Diary of the “mad” med-lab techs

Feb. 1, 2010

Microbiologists had always been at the other end of
the “Gee, whiz” scale from, say, the chemists who always wanted the very
latest box with the new blue lights instead of the old-fashioned (i.e.,
last month's) red lights. The first Microscan merely semi-automated what
techs had been doing with plates and tube testing for years. As a
chemist, I really never understood that — but as a lab manager, I knew
better than to mess with the micro techs. They had their own little
kingdom, and they turned out good work. If they were happy, then I was

 —Chuck Millstein, MBA,

Culturing for anaerobes has been the bane of all
microbiologists — and has been since the day they were recognized as a
significant cause of serious and even life-threatening infections. They are
tough to grow. They need special growth media. They need an oxygen-free
environment.

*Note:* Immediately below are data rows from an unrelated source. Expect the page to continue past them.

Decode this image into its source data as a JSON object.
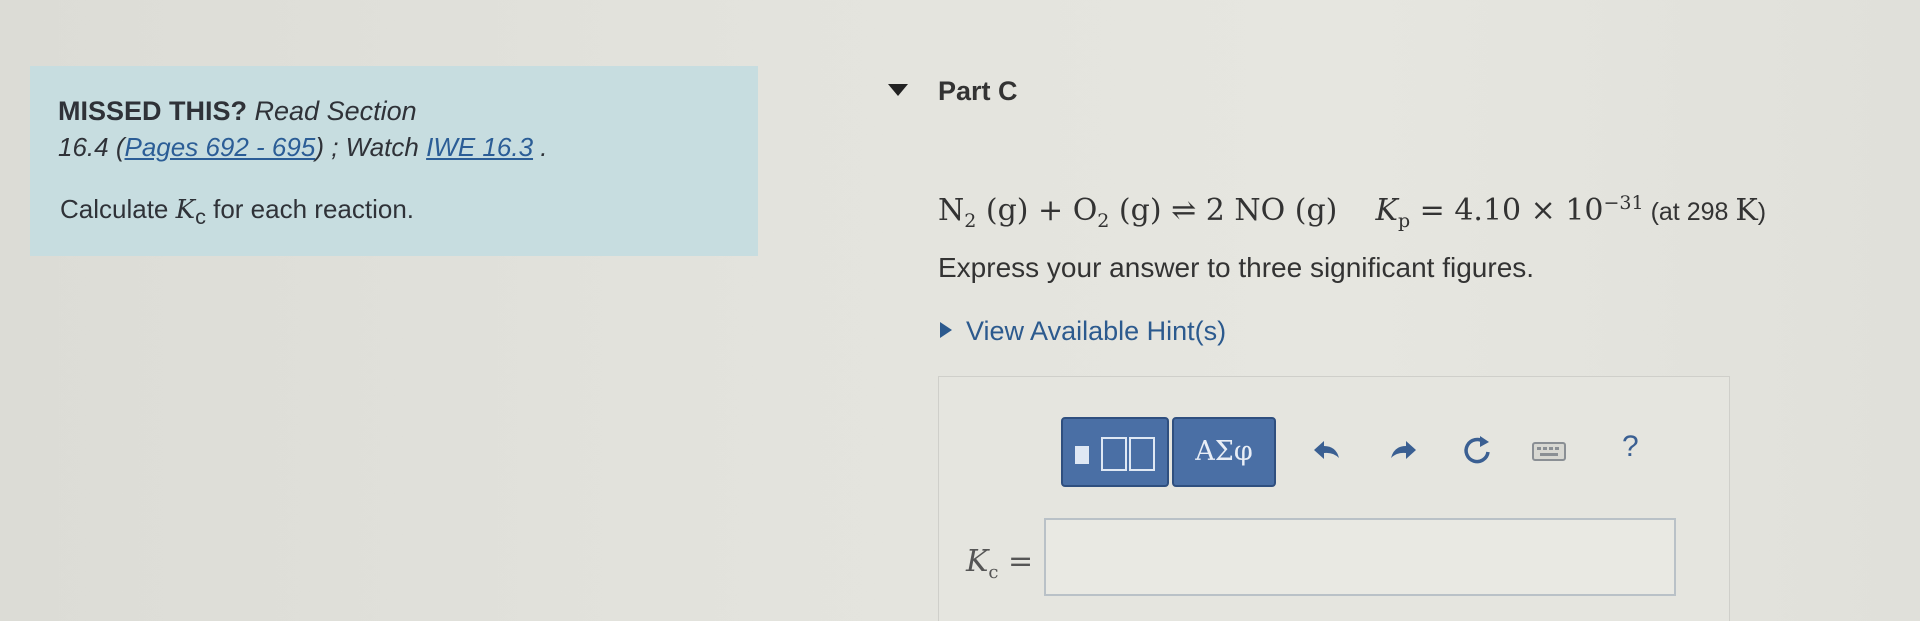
{
  "left": {
    "missed_bold": "MISSED THIS?",
    "missed_italic": "Read Section",
    "section_prefix": "16.4 (",
    "pages_link": "Pages 692 - 695",
    "section_mid": ") ; Watch ",
    "iwe_link": "IWE 16.3",
    "section_suffix": " .",
    "calc_pre": "Calculate ",
    "calc_var": "K",
    "calc_sub": "c",
    "calc_post": " for each reaction."
  },
  "part": {
    "title": "Part C",
    "equation": {
      "n": "N",
      "n_sub": "2",
      "g1": " (g) + O",
      "o_sub": "2",
      "g2": " (g) ⇌ 2 NO (g)",
      "kp": "K",
      "kp_sub": "p",
      "value": " = 4.10 × 10",
      "exp": "−31",
      "cond_pre": " (at 298 ",
      "cond_k": "K",
      "cond_post": ")"
    },
    "instruction": "Express your answer to three significant figures.",
    "hint": "View Available Hint(s)"
  },
  "toolbar": {
    "greek_label": "ΑΣφ",
    "help_label": "?",
    "icons": [
      "templates-icon",
      "undo-icon",
      "redo-icon",
      "reset-icon",
      "keyboard-icon",
      "help-icon"
    ]
  },
  "answer": {
    "label_var": "K",
    "label_sub": "c",
    "label_eq": " =",
    "value": ""
  },
  "colors": {
    "panel_bg": "#c7dde0",
    "link": "#2b5d96",
    "button_blue": "#4a6fa5"
  }
}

This means that in order to successfully cultivate these
microorganisms in the lab, we have to dedicate valuable space for anaerobic
gas mixtures (gas tanks), bags, jars, and/or the infamous anaerobic chamber.

For 15 years now, a new (new?) methodology remarkably
simplifies the technique for growing anaerobes. What is it? An enzyme
extracted from the wall of a strain of Escherichia coli that reduces
oxygen to water when added to any solid or liquid bacterial culture media.
It is simply an agar plate with the same media as the conventional anaerobic
plates (e.g., kanamycin/vancomycin-laked blood agar or KVLB; brucella blood
agar [BRU]; Schaedler blood agar [SBA], whichever you prefer). The
difference is that the oxygen-reducing enzyme has been added. The plates
look like the aerobic plates and are manipulated the same way. No extraneous
apparatus is needed. The plate is stacked together with the aerobic plates
from the same specimen and incubated in the same incubator. What could be

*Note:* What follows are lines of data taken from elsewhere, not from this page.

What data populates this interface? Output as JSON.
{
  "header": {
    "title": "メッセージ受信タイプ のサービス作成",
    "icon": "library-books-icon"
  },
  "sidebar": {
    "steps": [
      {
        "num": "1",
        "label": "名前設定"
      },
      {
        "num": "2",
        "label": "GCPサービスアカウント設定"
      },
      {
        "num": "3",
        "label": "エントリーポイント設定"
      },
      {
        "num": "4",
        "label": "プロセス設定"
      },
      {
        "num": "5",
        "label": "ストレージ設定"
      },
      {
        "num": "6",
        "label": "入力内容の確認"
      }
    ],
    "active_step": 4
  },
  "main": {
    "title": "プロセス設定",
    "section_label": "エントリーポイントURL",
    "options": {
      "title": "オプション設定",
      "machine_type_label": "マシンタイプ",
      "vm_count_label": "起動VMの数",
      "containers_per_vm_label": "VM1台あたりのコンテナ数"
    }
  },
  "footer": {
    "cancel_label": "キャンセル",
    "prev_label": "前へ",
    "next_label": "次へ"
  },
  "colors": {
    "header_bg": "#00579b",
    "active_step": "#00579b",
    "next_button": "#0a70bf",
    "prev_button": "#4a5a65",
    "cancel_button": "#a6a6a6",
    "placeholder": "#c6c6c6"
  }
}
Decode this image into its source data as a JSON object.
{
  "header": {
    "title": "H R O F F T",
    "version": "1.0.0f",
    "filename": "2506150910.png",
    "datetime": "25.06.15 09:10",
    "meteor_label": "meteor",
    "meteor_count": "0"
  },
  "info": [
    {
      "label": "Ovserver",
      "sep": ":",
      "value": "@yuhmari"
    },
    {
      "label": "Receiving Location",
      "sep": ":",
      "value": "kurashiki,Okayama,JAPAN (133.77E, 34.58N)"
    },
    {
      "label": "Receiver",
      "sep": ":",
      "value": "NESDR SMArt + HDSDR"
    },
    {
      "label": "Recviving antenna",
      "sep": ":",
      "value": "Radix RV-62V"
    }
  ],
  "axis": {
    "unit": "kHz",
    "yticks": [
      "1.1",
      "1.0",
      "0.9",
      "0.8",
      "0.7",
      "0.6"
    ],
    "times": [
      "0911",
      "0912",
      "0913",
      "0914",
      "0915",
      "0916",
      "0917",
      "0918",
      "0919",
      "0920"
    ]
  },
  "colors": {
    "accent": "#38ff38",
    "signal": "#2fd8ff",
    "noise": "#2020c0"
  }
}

My question is: Why, after 15 years, is this technology
not mentioned in any of the textbooks or described in the procedure manuals?
What bothers me is that those same textbooks still describe antiquated
methods for cultivating anaerobes that have not been used in years (e.g.,
“roll tubes”). That information should be relegated to history books, not
kept in textbooks. Are we so firmly ensconced in the old tried-and-true
techniques that we cannot possibly fathom that there is something else out
there that can simplify our lab lives? If you are designing a new lab, do
not make room for the anaerobic chamber. Eventually, this method described
above will catch on. Hope it does not take another 15 years!

—Colleen K. Gannon, MT(AMT) HEW